Time for a rest? Not a bit of it. Business blossomed unexpectedly – we were thinking there would be a lull due to the move. Au contraire, new patients arrived and old patients who had stopped coming because of the hill climb to the college clinic re-appointed. This pattern has continued even after being there for five weeks.

 

Shortly after settling in, we fulfilled a pre-Xmas promise to our friends Norman and Carole who own a hotel not too far away (www.casasusegad.com), to look after their animals while they were away. We shifted again and settled in to the life of out of season hoteliers.

 

This took the pressure off day-to-day household stuff at the new house. All meals are cooked, laundry and cleaning done by an able and willing staff. Time for Martin to slow down?

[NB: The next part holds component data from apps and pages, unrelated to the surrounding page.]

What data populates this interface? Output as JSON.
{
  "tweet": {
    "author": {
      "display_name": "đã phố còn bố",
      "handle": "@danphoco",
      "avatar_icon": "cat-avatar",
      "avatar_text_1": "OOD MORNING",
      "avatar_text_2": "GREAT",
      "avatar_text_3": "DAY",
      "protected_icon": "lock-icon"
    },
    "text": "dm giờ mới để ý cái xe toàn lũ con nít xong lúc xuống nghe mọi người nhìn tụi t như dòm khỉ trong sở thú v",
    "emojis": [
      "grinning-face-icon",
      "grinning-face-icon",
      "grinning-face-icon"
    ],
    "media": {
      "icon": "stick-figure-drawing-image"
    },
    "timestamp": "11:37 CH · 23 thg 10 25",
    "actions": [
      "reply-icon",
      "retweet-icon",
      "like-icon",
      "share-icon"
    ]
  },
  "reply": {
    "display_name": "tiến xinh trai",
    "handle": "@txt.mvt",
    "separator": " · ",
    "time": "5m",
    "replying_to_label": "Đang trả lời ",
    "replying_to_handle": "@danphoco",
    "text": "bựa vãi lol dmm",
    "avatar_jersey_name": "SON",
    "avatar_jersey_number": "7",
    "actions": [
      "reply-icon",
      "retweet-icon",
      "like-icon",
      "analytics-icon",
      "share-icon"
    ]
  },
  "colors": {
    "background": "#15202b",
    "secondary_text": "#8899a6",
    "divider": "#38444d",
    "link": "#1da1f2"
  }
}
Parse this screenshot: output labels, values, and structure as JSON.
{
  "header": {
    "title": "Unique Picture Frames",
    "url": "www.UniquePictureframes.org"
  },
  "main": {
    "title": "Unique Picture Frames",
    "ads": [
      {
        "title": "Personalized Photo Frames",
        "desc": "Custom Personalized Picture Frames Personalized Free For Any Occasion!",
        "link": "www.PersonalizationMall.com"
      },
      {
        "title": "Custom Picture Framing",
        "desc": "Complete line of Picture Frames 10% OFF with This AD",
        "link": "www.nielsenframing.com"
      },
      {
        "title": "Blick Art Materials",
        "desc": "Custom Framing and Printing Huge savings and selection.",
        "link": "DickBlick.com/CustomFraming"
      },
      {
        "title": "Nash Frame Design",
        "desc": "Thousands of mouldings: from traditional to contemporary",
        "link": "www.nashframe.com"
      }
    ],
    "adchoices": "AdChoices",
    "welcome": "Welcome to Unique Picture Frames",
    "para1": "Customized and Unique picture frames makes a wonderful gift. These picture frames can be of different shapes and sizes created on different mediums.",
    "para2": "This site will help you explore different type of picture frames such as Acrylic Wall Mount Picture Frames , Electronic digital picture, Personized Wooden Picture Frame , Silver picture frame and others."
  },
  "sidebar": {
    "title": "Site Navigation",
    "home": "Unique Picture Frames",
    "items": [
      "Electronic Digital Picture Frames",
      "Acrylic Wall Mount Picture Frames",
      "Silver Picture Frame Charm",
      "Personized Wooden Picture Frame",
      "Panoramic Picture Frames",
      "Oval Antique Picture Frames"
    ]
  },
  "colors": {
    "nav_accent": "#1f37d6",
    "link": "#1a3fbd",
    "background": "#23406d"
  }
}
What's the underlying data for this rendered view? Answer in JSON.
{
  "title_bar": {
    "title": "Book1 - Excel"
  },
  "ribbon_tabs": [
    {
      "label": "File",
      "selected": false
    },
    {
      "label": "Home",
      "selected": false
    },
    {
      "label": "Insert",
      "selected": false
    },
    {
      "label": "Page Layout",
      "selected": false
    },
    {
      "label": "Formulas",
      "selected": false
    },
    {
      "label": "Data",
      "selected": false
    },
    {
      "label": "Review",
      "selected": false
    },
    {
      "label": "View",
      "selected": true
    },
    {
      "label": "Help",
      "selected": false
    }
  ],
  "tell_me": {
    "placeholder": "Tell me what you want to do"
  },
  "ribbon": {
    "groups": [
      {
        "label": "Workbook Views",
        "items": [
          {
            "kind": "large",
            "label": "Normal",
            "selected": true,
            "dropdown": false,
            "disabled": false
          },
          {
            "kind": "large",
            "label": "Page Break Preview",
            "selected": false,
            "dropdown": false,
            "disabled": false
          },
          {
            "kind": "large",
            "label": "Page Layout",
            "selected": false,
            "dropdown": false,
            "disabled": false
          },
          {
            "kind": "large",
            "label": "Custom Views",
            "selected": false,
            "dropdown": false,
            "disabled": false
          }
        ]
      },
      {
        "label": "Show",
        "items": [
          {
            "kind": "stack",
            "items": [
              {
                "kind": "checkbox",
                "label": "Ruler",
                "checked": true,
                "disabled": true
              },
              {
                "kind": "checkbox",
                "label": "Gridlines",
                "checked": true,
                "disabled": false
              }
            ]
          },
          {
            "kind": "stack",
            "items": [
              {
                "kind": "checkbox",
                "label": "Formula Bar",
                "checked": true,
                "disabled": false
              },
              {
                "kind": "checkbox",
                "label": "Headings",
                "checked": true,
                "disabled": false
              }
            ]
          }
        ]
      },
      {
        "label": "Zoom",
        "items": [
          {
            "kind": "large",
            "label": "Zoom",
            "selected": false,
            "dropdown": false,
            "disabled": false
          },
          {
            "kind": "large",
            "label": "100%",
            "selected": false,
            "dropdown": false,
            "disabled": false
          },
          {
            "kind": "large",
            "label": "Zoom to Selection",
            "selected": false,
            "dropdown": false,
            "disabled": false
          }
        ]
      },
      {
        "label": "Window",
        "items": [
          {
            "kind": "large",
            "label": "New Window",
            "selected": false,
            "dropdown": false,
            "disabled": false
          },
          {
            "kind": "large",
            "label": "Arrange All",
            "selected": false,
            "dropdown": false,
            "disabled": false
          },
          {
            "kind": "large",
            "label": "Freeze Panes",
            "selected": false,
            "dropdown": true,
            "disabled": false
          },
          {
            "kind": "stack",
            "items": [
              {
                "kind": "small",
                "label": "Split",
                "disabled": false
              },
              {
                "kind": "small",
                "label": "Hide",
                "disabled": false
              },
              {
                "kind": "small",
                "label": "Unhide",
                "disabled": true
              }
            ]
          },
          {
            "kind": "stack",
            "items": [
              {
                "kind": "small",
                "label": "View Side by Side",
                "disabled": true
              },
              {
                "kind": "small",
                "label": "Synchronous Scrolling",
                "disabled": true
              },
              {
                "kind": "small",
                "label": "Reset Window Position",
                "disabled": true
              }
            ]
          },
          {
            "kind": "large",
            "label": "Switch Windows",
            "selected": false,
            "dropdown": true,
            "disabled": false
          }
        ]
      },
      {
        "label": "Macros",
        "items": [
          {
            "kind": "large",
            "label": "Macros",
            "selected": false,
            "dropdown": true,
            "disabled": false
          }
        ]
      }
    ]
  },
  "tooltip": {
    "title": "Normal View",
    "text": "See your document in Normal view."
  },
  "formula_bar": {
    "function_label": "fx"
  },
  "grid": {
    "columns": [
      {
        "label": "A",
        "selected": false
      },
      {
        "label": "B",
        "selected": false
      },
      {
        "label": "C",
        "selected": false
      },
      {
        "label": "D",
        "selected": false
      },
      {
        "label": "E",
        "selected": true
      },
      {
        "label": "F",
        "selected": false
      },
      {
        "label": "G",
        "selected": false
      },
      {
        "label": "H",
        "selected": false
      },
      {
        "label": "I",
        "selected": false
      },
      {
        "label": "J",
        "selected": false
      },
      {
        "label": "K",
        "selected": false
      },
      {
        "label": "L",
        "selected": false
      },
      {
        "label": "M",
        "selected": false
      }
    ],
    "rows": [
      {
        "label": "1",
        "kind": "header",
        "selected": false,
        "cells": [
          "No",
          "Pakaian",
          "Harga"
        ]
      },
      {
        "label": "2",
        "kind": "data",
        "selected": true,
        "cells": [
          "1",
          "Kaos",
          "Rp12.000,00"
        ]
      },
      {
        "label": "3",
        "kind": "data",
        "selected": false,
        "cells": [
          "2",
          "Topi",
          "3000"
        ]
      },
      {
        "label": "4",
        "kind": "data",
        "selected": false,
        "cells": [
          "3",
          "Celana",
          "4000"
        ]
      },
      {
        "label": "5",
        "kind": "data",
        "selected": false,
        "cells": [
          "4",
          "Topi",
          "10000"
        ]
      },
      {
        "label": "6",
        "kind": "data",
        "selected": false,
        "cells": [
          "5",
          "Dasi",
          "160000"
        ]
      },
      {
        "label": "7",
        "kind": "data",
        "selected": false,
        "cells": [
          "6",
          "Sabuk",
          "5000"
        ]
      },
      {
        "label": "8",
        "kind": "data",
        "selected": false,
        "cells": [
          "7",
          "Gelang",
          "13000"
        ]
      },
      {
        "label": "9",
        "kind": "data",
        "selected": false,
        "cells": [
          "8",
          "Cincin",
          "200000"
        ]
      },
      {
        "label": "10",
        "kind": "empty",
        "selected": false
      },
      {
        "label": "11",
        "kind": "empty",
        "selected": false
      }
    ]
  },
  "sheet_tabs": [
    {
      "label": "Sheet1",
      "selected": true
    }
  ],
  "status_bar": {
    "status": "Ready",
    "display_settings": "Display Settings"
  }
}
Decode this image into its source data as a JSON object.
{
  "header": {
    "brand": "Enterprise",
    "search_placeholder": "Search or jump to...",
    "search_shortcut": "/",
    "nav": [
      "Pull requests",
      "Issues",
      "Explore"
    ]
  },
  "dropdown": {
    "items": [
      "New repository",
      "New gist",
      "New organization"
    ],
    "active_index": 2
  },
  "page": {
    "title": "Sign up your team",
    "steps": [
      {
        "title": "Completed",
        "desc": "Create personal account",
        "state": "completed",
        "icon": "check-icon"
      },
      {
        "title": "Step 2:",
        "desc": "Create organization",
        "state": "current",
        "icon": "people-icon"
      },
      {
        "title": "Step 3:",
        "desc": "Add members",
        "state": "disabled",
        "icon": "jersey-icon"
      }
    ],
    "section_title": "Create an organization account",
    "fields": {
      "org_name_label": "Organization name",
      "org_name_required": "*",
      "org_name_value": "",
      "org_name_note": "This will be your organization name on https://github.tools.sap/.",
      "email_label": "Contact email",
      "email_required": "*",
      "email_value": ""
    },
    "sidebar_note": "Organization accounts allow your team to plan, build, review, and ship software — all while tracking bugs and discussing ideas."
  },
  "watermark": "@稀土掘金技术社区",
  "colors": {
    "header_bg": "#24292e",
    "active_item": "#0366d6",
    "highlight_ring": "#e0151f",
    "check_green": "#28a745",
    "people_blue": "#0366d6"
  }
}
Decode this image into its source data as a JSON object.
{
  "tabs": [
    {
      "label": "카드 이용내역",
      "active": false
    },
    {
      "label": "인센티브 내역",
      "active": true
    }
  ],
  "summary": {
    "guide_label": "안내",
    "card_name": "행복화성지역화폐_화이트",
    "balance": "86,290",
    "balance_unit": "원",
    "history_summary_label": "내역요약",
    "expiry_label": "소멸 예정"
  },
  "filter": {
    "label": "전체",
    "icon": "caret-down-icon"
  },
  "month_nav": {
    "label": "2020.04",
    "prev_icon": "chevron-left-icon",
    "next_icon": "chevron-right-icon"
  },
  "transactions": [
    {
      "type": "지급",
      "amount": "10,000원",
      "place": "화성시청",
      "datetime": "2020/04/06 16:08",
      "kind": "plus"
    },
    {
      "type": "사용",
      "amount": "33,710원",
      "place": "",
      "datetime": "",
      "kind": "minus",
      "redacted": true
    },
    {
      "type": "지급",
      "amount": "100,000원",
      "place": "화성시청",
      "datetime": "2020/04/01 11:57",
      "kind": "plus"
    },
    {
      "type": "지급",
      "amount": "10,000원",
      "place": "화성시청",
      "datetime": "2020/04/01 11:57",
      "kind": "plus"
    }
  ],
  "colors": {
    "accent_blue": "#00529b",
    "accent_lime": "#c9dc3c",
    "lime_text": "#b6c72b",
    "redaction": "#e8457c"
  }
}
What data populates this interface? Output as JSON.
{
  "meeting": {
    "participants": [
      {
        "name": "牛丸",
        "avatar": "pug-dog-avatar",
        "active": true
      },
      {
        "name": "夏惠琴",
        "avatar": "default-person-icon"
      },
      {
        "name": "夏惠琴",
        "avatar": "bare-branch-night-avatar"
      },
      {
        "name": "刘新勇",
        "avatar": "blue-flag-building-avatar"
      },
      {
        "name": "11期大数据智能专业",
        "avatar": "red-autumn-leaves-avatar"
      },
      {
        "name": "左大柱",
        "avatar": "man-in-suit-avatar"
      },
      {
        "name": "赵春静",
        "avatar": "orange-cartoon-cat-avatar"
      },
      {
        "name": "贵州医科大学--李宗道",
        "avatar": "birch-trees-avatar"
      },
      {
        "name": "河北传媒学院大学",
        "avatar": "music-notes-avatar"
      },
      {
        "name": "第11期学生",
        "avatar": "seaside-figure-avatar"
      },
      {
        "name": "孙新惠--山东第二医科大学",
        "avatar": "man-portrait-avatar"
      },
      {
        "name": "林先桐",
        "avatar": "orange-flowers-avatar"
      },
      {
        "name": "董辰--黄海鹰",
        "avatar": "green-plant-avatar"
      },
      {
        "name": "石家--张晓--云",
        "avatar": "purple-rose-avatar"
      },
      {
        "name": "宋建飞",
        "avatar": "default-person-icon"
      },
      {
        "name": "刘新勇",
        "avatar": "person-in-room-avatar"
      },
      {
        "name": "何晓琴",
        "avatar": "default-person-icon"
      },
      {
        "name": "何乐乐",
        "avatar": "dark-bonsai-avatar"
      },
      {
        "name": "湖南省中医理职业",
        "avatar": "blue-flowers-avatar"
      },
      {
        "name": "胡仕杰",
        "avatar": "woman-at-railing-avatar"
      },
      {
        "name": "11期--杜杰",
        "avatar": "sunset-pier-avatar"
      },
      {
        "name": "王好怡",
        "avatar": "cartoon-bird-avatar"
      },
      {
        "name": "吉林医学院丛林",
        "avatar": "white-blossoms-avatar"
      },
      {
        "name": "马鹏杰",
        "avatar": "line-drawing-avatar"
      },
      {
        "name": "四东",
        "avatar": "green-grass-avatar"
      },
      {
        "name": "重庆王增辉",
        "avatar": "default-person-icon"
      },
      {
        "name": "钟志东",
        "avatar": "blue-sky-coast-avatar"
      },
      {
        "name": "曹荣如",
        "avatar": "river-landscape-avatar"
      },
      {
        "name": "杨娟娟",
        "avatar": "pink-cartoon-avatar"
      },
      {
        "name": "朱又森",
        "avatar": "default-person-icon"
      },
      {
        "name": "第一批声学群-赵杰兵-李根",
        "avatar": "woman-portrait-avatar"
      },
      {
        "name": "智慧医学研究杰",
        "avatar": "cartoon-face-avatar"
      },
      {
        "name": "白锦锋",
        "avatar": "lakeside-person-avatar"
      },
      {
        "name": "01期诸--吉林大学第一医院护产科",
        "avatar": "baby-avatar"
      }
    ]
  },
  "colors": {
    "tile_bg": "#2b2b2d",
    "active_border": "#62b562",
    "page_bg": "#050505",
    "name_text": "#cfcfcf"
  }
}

No. He’s been fixing non-working bits and pieces in the new house, putting up kitchen and other shelves, sorting out minor plumbing problems, re-arranging electrics, running around after the panchayat  (village council) people trying to get a No Objection Certificate to run the business, fixing oil leaks on the Bullet, servicing the scooter and sorting boxes filled with seven years accumulation of papers  and other stuff. Plus he’s been out in the garden planting (right time of year, first rains and everything takes off pre-monsoon) and pressure washing the paint work which is suffering from a couple of years monsoon moss etc.

 

Alison said  all was unnecessary in such a short space of time and commented that he was behaving like a Duracell Bunny. No sign of the battery reaching the end of its life yet.